──────── Records for processing ────────

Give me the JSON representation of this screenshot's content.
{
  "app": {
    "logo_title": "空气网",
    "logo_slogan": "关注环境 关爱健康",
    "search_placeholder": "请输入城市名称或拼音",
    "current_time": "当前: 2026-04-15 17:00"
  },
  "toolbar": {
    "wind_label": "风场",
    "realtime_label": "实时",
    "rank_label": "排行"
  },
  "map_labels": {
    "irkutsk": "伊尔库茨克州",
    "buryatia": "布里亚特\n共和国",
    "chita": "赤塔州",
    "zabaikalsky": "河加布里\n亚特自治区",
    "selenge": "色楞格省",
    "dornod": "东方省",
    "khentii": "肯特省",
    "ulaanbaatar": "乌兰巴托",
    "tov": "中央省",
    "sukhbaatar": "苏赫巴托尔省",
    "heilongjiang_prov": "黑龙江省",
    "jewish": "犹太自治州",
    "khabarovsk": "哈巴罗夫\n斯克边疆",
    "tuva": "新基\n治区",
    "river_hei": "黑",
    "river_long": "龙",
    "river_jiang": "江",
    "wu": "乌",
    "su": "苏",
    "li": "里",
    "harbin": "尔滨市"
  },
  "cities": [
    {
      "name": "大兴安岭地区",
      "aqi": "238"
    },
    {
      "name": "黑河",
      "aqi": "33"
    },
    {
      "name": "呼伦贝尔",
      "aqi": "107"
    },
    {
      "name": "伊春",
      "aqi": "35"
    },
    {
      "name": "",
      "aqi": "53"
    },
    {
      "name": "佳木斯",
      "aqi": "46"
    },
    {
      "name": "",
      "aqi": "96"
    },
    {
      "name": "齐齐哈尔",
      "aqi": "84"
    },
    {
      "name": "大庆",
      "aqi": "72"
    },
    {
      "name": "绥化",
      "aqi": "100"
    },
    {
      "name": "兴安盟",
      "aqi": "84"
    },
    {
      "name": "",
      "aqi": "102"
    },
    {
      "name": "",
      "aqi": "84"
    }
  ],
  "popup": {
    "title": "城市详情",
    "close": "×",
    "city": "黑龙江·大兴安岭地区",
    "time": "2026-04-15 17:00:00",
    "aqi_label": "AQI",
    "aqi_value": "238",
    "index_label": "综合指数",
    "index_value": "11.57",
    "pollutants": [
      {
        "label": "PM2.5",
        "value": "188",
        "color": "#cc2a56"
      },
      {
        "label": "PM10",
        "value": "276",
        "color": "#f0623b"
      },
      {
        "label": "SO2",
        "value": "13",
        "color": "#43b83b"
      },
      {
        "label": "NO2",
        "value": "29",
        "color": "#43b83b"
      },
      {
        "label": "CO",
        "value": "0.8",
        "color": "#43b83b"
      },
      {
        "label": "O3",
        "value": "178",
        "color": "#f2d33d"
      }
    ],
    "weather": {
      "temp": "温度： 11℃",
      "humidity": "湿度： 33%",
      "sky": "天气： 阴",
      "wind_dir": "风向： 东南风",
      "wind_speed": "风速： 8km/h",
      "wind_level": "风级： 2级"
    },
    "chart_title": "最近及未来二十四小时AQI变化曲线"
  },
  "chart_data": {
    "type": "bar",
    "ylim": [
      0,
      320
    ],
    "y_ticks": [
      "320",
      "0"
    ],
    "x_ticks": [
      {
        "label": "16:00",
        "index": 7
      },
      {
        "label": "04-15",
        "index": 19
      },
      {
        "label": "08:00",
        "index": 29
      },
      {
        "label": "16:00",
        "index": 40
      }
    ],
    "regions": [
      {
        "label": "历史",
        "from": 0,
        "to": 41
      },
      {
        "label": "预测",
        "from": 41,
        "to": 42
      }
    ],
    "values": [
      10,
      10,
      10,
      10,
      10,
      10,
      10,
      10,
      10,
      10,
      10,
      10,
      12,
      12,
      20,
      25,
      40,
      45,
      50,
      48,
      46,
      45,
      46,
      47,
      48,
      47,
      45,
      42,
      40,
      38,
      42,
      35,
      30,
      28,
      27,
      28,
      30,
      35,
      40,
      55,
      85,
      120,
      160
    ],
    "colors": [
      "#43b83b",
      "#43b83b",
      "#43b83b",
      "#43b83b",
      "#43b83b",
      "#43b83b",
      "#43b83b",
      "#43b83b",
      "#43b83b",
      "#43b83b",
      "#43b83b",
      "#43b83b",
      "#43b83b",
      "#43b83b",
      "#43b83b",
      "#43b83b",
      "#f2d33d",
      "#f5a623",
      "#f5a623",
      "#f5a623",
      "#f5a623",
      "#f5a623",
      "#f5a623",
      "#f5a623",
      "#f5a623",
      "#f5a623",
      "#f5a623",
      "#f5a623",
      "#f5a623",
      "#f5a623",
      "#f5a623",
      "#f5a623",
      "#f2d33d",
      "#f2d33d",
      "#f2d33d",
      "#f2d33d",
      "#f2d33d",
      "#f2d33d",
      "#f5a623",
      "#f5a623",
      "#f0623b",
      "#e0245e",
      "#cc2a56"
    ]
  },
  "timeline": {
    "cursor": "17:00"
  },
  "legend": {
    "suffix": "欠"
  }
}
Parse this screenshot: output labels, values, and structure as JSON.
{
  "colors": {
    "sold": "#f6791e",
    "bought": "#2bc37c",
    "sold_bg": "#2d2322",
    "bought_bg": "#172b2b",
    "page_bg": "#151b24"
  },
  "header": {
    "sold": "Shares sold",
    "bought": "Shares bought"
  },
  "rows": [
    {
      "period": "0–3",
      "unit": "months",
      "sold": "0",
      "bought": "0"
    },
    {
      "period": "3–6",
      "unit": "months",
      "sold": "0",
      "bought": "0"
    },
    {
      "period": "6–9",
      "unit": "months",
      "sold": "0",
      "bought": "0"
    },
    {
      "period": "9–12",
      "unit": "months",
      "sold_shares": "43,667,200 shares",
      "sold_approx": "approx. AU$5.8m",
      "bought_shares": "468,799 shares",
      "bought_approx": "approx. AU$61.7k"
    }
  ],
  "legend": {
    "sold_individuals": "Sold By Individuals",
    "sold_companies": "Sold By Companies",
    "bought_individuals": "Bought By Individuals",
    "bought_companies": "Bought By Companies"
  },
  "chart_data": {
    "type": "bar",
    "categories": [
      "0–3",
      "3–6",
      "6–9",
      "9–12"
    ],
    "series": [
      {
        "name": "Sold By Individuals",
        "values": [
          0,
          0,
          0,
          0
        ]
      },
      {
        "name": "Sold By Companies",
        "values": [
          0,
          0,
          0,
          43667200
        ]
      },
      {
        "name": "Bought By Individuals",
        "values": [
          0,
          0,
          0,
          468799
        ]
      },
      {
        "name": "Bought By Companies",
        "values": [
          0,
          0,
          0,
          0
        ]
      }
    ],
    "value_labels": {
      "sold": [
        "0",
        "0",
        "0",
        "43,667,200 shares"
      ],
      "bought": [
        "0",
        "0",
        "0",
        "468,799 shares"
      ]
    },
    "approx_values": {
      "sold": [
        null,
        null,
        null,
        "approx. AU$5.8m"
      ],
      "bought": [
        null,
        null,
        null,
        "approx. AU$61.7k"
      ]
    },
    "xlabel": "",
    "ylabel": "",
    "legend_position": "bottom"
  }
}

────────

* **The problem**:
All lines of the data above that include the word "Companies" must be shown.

* **Task response**:
    "sold_companies": "Sold By Companies",
    "bought_companies": "Bought By Companies"
        "name": "Sold By Companies",
        "name": "Bought By Companies",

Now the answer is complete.